Brown says in an interview with The Chicago Tribune that a slow home is reasonably sized and carefully designed to support its occupants. It might have an entry where family members can easily take off their boots, stash their keys and store their backpacks, for example. It might have a living space that encourages people to talk or read, not just watch television or surf the Internet. Its energy efficient, filled with natural light and designed for easy flow among rooms and access to the outside.
Almost all discovery processes used by home designers focus on the use and space requirements of the rooms in the house. This is good, but too little attention is given to the personal needs of the people actually living in the home. Without performing a comprehensive assessment of the clients functional abilities, identifying areas of the home where modifications are necessary is often overlooked.
There are a couple of tools that a designer can use to evaluate the needs of their clients. One of those tools is the Comprehensive Assessment and Solution Process for Aging Residents (CASPAR). CASPAR was designed for healthcare professionals to evaluate their clients ability to carry out routine activities in the home. This is also useful in determining the requirements of people who have disabilities.

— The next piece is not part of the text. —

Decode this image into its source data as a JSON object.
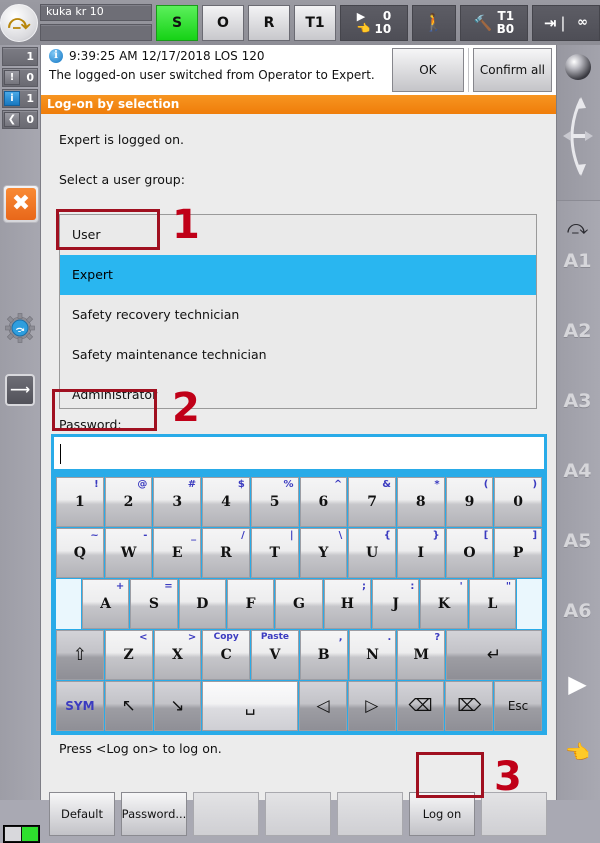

For example, the needs of a child and his / her ability to live comfortably in the home are rarely addressed at the design stage. Its necessary to evaluate the childs current abilities and design an environment that works and grows with the child. Some easy adaptive design elements would include adjustable shelves and rods in the closet. As the child grows, the shelves and rods can be moved to better accommodate their reach. Appliances present a similar situation as it is necessary for the controls to be accessible. Front mounted controls on washing machines and dryers enable their use. Safety also comes into play. A child trying to use a microwave placed overhead is a recipe for disaster! Of course, the above example is very simple, but it illustrates the point that design needs to be done from the perspective of the individual and his / her ability to carry out daily routines in the home. This is why a good designer will perform an assessment of the client and specify the needed design modifications.

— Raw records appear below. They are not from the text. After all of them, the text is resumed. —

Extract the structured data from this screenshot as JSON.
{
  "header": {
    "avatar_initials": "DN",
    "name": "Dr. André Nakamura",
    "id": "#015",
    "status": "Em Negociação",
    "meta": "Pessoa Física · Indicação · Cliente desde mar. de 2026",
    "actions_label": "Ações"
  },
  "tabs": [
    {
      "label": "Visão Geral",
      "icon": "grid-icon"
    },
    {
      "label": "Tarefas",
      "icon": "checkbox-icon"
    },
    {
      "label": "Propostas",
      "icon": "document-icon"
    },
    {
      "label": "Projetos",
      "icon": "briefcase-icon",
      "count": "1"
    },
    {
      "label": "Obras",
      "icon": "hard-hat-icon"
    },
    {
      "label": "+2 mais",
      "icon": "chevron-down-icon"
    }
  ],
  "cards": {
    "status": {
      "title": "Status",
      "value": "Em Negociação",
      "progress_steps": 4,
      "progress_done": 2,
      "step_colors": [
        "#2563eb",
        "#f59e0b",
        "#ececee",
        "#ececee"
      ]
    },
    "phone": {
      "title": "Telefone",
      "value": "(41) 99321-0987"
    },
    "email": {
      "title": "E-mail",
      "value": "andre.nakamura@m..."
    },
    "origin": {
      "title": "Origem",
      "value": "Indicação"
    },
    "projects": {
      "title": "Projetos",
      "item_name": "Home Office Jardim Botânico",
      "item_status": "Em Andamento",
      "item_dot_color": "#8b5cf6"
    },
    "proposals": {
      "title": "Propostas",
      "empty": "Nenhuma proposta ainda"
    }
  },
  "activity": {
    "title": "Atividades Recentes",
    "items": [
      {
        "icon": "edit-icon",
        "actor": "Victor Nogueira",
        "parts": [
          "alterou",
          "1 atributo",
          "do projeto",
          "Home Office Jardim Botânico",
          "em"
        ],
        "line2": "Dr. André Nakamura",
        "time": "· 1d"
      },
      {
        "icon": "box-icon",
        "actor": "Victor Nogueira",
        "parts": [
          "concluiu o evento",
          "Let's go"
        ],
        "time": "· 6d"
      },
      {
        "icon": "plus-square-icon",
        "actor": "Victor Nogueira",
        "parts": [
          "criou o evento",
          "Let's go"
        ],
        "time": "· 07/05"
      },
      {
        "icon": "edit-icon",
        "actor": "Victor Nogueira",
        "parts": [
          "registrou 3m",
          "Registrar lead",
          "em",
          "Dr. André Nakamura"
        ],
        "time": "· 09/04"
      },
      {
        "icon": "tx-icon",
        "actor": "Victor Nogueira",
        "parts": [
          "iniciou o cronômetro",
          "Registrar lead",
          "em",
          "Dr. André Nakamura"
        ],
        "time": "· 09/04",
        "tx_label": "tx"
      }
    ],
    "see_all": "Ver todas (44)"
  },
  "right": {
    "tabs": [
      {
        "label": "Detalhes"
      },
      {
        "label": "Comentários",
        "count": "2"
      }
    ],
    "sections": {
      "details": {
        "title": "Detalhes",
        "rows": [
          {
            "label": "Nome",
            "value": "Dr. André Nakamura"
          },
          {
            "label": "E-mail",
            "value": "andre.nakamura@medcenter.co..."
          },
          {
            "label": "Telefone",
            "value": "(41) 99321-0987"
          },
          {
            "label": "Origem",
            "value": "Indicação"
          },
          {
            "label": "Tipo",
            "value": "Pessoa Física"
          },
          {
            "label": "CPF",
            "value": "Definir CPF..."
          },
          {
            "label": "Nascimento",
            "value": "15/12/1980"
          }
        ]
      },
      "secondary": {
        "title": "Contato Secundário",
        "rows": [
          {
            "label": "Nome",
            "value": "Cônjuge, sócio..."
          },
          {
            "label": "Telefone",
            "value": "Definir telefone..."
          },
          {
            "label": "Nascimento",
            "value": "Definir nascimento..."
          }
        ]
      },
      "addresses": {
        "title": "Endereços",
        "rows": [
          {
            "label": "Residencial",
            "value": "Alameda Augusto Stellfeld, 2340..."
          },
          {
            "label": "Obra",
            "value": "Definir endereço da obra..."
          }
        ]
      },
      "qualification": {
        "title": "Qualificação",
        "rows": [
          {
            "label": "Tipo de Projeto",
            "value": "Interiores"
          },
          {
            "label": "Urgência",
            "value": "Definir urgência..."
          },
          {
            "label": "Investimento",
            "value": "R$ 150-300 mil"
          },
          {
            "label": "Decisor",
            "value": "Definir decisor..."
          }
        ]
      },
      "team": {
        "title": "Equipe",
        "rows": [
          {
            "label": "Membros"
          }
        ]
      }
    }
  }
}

Measure up your room and enter the measurements into the floor planner, also known as a room planner. You then get a scale plan of the floor, into which you can fit your choice of furniture. Most furniture websites that offer this form of room planning also provide scale thumbnails of each piece of furniture. So if you choose a sofa, for example, you can place it where you want it to go, and then add coffee tables and other pieces of furniture to check how they fit in.